-- SUPPLIED RECORDS --
BEGIN

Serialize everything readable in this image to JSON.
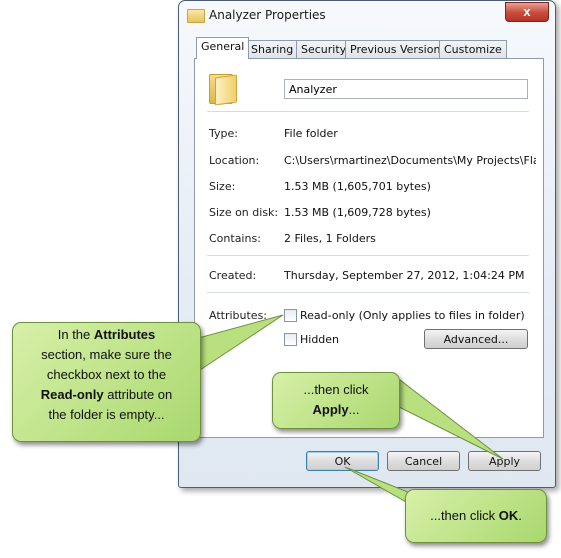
{
  "window": {
    "title": "Analyzer Properties",
    "close_glyph": "x"
  },
  "tabs": [
    "General",
    "Sharing",
    "Security",
    "Previous Versions",
    "Customize"
  ],
  "active_tab": "General",
  "general": {
    "name_value": "Analyzer",
    "rows": [
      {
        "label": "Type:",
        "value": "File folder"
      },
      {
        "label": "Location:",
        "value": "C:\\Users\\rmartinez\\Documents\\My Projects\\Flare P"
      },
      {
        "label": "Size:",
        "value": "1.53 MB (1,605,701 bytes)"
      },
      {
        "label": "Size on disk:",
        "value": "1.53 MB (1,609,728 bytes)"
      },
      {
        "label": "Contains:",
        "value": "2 Files, 1 Folders"
      },
      {
        "label": "Created:",
        "value": "Thursday, September 27, 2012, 1:04:24 PM"
      }
    ],
    "attributes_label": "Attributes:",
    "readonly_label": "Read-only (Only applies to files in folder)",
    "readonly_checked": false,
    "hidden_label": "Hidden",
    "hidden_checked": false,
    "advanced_button": "Advanced..."
  },
  "buttons": {
    "ok": "OK",
    "cancel": "Cancel",
    "apply": "Apply"
  },
  "callouts": {
    "attributes": {
      "line1_pre": "In the ",
      "line1_bold": "Attributes",
      "line2": "section, make sure the",
      "line3": "checkbox next to the",
      "line4_bold": "Read-only",
      "line4_post": " attribute on",
      "line5": "the folder is empty..."
    },
    "apply": {
      "line1": "...then click",
      "line2_bold": "Apply",
      "line2_post": "..."
    },
    "ok": {
      "pre": "...then click ",
      "bold": "OK",
      "post": "."
    }
  },
  "colors": {
    "callout_fill": "#b8e07e",
    "callout_border": "#6d8f3f",
    "close_button": "#c74a3a"
  },
  "icons": [
    "folder-icon",
    "close-icon",
    "checkbox-icon"
  ]
}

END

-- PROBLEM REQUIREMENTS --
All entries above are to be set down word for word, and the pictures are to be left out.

-- RESPONSE BOX --
Serialize everything readable in this image to JSON.
{
  "window": {
    "title": "Analyzer Properties",
    "close_glyph": "x"
  },
  "tabs": [
    "General",
    "Sharing",
    "Security",
    "Previous Versions",
    "Customize"
  ],
  "active_tab": "General",
  "general": {
    "name_value": "Analyzer",
    "rows": [
      {
        "label": "Type:",
        "value": "File folder"
      },
      {
        "label": "Location:",
        "value": "C:\\Users\\rmartinez\\Documents\\My Projects\\Flare P"
      },
      {
        "label": "Size:",
        "value": "1.53 MB (1,605,701 bytes)"
      },
      {
        "label": "Size on disk:",
        "value": "1.53 MB (1,609,728 bytes)"
      },
      {
        "label": "Contains:",
        "value": "2 Files, 1 Folders"
      },
      {
        "label": "Created:",
        "value": "Thursday, September 27, 2012, 1:04:24 PM"
      }
    ],
    "attributes_label": "Attributes:",
    "readonly_label": "Read-only (Only applies to files in folder)",
    "readonly_checked": false,
    "hidden_label": "Hidden",
    "hidden_checked": false,
    "advanced_button": "Advanced..."
  },
  "buttons": {
    "ok": "OK",
    "cancel": "Cancel",
    "apply": "Apply"
  },
  "callouts": {
    "attributes": {
      "line1_pre": "In the ",
      "line1_bold": "Attributes",
      "line2": "section, make sure the",
      "line3": "checkbox next to the",
      "line4_bold": "Read-only",
      "line4_post": " attribute on",
      "line5": "the folder is empty..."
    },
    "apply": {
      "line1": "...then click",
      "line2_bold": "Apply",
      "line2_post": "..."
    },
    "ok": {
      "pre": "...then click ",
      "bold": "OK",
      "post": "."
    }
  },
  "colors": {
    "callout_fill": "#b8e07e",
    "callout_border": "#6d8f3f",
    "close_button": "#c74a3a"
  },
  "icons": [
    "folder-icon",
    "close-icon",
    "checkbox-icon"
  ]
}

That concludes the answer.